⟨
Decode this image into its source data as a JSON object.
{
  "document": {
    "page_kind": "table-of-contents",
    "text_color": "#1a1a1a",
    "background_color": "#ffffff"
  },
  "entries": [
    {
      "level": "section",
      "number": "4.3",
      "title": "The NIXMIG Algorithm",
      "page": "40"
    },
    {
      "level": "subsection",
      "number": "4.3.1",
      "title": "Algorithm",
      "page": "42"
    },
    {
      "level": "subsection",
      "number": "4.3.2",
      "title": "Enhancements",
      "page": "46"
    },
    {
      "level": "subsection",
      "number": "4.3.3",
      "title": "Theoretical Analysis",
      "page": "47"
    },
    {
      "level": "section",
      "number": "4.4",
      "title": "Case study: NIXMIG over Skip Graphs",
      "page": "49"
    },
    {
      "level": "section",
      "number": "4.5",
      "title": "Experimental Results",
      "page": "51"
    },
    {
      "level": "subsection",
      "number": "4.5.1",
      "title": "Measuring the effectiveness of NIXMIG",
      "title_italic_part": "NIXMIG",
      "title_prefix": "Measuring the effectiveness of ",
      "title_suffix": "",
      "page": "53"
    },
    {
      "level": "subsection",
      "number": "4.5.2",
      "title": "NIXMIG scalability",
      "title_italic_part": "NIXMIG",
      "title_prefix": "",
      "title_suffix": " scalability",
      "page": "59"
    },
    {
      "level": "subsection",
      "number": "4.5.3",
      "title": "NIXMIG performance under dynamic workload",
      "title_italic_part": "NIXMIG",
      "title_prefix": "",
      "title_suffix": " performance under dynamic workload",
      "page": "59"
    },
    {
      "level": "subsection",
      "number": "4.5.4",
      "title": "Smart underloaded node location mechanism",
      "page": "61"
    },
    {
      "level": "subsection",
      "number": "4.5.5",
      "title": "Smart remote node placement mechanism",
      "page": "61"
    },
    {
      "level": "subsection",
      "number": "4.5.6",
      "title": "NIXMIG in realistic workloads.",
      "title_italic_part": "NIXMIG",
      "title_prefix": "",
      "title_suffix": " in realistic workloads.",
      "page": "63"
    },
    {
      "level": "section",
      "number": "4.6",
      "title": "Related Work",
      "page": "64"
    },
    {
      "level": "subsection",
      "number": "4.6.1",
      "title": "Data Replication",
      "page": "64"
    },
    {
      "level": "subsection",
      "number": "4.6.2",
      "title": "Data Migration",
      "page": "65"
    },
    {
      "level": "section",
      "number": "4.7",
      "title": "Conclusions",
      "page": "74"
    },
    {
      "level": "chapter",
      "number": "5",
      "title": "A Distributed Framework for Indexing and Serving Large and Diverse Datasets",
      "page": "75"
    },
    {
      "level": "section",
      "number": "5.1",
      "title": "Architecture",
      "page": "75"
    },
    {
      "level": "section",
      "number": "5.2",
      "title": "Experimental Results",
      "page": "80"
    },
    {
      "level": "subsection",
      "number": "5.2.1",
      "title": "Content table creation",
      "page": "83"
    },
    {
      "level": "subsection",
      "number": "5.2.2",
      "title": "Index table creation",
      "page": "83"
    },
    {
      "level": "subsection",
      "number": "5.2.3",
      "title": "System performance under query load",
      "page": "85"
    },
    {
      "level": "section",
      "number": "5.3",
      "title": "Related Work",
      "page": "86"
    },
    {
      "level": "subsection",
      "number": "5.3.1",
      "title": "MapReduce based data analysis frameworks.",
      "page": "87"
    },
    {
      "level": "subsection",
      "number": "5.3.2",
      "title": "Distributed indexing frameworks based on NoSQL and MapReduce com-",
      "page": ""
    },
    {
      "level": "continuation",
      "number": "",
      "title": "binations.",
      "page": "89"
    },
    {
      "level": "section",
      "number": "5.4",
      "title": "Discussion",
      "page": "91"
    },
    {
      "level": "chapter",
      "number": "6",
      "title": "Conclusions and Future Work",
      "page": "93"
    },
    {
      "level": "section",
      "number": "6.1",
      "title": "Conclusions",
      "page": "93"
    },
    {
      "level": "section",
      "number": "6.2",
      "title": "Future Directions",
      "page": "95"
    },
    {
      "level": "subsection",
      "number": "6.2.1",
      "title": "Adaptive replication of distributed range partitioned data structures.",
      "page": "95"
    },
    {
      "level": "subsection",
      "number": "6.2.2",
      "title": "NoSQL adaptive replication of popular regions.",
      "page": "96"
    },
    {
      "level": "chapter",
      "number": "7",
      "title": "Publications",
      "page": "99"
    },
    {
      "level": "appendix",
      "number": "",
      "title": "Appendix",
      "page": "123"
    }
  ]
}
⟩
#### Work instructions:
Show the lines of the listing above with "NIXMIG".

#### Output below:
      "title": "The NIXMIG Algorithm",
      "title": "Case study: NIXMIG over Skip Graphs",
      "title": "Measuring the effectiveness of NIXMIG",
      "title_italic_part": "NIXMIG",
      "title": "NIXMIG scalability",
      "title_italic_part": "NIXMIG",
      "title": "NIXMIG performance under dynamic workload",
      "title_italic_part": "NIXMIG",
      "title": "NIXMIG in realistic workloads.",
      "title_italic_part": "NIXMIG",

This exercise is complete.